Crop rotation is one of the oldest tricks in food production to help control pests, reduce disease, keep soil healthy, and produce abundant harvests from your vegetable garden. There are records of Belgian farmers using crop rotation as early as the 16th century, and in the 18th century, British farmers adopted the practice.
Crop rotation isn’t just an old wives tale; there are proven soil health, disease management, and pest control benefits to following a rotation cycle. Even on a large agriculture scale, many farmers practise crop rotation, and some do a much more complex cycle than the average home gardener should need that includes fallow time and cover crops.
No Rotation = Bad Harvest + Disease + Pests
Growing the same crop in the same soil year after year will give pests and disease time to get well-established in the soil. It will also deplete the soil of essential nutrients and reduce your plant health and crop yield over time.
Essentially, growing the same plants in the same place every year creates a monoculture. This puts unnecessary pressure on the ecosystem. Your soil will be depleted of nutrients in just a couple of years, and piling on the fertilizer isn’t going to fix it. Much of that extra fertilizer will run off into your local watershed and harm the ecosystem in your area.
Not rotating your garden crops will have three significant negative impacts:

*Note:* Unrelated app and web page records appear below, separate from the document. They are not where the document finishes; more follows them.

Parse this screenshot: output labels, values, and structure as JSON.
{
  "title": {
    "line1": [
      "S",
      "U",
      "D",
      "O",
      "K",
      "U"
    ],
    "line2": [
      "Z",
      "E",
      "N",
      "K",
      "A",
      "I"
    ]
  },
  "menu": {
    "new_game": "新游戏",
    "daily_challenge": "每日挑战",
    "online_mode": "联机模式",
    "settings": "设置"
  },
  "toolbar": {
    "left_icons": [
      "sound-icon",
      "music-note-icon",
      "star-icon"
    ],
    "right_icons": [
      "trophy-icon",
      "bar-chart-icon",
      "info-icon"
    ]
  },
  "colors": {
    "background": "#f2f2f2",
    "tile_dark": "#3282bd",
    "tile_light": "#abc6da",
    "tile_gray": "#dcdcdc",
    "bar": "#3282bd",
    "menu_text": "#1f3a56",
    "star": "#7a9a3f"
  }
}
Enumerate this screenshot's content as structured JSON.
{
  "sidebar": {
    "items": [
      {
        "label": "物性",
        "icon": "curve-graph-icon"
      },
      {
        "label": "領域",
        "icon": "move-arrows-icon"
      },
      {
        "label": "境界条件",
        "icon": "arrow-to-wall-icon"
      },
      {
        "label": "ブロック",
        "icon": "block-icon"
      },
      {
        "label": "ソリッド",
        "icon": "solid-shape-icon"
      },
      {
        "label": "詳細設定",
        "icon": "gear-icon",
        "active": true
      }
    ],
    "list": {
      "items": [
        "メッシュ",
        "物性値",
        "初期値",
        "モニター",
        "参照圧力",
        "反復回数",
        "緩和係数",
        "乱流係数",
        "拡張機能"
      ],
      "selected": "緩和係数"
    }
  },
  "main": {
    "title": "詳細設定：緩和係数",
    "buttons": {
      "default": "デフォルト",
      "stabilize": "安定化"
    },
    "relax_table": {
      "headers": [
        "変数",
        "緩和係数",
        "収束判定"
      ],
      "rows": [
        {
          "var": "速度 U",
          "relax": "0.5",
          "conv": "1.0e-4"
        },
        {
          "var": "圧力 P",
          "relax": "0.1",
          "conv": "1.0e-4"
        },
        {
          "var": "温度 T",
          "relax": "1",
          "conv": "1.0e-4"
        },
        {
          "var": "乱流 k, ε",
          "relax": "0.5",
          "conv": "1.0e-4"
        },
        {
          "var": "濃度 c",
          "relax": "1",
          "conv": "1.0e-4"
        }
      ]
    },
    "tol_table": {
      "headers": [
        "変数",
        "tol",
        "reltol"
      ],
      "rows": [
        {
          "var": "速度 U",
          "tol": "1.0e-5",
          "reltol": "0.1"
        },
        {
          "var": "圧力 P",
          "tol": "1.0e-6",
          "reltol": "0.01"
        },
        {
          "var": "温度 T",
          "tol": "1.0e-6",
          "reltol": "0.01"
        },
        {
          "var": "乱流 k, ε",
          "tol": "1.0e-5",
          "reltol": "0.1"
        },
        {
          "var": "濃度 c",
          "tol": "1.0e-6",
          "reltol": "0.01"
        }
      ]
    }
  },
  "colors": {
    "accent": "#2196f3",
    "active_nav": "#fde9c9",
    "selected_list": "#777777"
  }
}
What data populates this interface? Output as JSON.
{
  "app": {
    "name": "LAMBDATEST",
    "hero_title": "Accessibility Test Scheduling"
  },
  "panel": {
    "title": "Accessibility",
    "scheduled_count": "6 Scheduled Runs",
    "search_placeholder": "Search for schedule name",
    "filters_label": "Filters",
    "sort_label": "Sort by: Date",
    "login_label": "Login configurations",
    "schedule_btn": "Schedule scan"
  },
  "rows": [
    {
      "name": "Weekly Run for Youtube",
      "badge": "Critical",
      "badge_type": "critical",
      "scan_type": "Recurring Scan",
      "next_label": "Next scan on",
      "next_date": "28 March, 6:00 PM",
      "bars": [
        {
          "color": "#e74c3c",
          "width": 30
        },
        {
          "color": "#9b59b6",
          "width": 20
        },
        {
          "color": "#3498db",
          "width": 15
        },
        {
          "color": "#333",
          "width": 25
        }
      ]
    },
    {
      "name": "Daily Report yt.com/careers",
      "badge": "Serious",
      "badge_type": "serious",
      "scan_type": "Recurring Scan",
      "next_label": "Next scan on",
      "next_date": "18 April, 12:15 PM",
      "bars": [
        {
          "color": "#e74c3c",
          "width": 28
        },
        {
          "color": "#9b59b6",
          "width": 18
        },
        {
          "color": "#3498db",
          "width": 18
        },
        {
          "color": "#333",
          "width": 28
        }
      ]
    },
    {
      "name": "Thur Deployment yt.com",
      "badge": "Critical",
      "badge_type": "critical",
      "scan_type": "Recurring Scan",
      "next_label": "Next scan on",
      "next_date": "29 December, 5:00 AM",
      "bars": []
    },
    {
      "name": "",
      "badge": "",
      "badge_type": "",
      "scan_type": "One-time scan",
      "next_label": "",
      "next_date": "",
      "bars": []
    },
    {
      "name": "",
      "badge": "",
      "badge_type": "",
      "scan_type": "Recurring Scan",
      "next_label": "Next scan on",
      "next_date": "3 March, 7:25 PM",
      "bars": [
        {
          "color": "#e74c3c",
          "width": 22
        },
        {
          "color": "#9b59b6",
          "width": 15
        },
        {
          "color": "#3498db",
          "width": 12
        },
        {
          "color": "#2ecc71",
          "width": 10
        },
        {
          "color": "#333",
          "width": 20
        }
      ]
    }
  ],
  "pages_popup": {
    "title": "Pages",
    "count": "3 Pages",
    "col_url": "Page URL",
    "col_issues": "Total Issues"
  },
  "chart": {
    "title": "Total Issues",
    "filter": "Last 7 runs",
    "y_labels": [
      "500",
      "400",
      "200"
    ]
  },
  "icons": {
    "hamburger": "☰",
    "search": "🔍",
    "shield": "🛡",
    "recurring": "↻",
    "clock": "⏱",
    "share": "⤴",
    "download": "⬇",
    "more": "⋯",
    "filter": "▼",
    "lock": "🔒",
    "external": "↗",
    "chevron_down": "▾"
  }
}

- Higher rates of disease and pests
- Slower and less healthy growth
- Smaller and lower quality yields.
If a disease, like potato scab, gets established where you usually plant potatoes, it can affect all plants in the Solanaceae family. If you can give that area a break from all Solanaceae crops for three years, you’ll interrupt the cycle and the disease pathogens, and you’ll get plant-specific pests under control.
If bugs, like potato beetle, have laid their eggs in the soil, and you plant more potatoes there for the second year in a row, they’ll multiply even more and lay eggs again. If you plant a non-host plant in that area instead, they’ll die off and you’ll break the cycle. A study from 1984 found that rotating potato plants is one of the best methods to control pests and had a significant impact on the number of adult bugs that survived.
More Benefits of Crop Rotation
Crop rotation, when done correctly, can reduce your need for fertilizer, and it’s an excellent pest control option. It’s a concept that easily scales to any size of the garden, whether you’ve got a large acreage garden, a tiny city plot, or just a few raised beds.
Crop rotation takes a bit of planning, but it is worth the effort. The main hypothesis is that plants in the same family are often afflicted by the same sorts of pests and diseases and use the same sorts of nutrients from the soil. So, moving them to a new location will give them more nutrients and keeps pests under control by throwing them off the trail. In addition, some crops improve the soil, adding nutrients that other plants need. For example, legumes like peas and soybeans naturally fix nitrogen in the soil, boosting the amounts of usable nitrogen available to other plants.
How to Rotate Crops
Growing families of related plants in a new location each year can break the cycle of diseases and actually improve the soil. If you plant in a four-year cycle, some of those plants will be particularly suited to the soil conditions the previous year’s plants left behind, or they will add essential nutrients to the soil that the previous family depleted.
The best way to manage your crop rotation planning is to keep a gardening journal that includes a sketch of each year’s planting arrangements. That way, you can reference back to the sketch when you’re planning the next year’s planting. You may also want to keep a list (see below) of the common plants included in each family in your gardening journal so that you don’t have to try and remember them all.
A four-year cycle works well for most gardeners and will go a long way to keeping your plants and soil very healthy. In general, you’ll rotate through brassicas, then legumes, then Solanaceae, and then cucurbits.
It’s a good idea to test your soil at the start. Brassicas tend to like alkaline (also known as “sweet”) soil, so you may want to add agricultural lime to your garden soil in the area you’re going to plant brassicas. Over time, the lime breaks down, and when you get to year four, the soil should be near neutral pH again.
Vegetables for a 4-Year Crop Rotation Schedule
Brassicas and crucifers like cabbage, radish, mustard greens, turnip, rutabaga, arugula, mustard spice, horseradish and wasabi, candytuft, bok choy, daikon, kale, collard greens, broccoli, cauliflower, Brussels sprouts, and Chinese broccoli.
Legumes like beans, peas, peanuts, lentils, chickpeas, soybeans, and fava beans.
Solanaceae, like tomato, pepper, eggplant, white and red potatoes, and tomatillo.
Cucurbits and squashes like cucumbers, squash, pumpkins, watermelon, and other melons.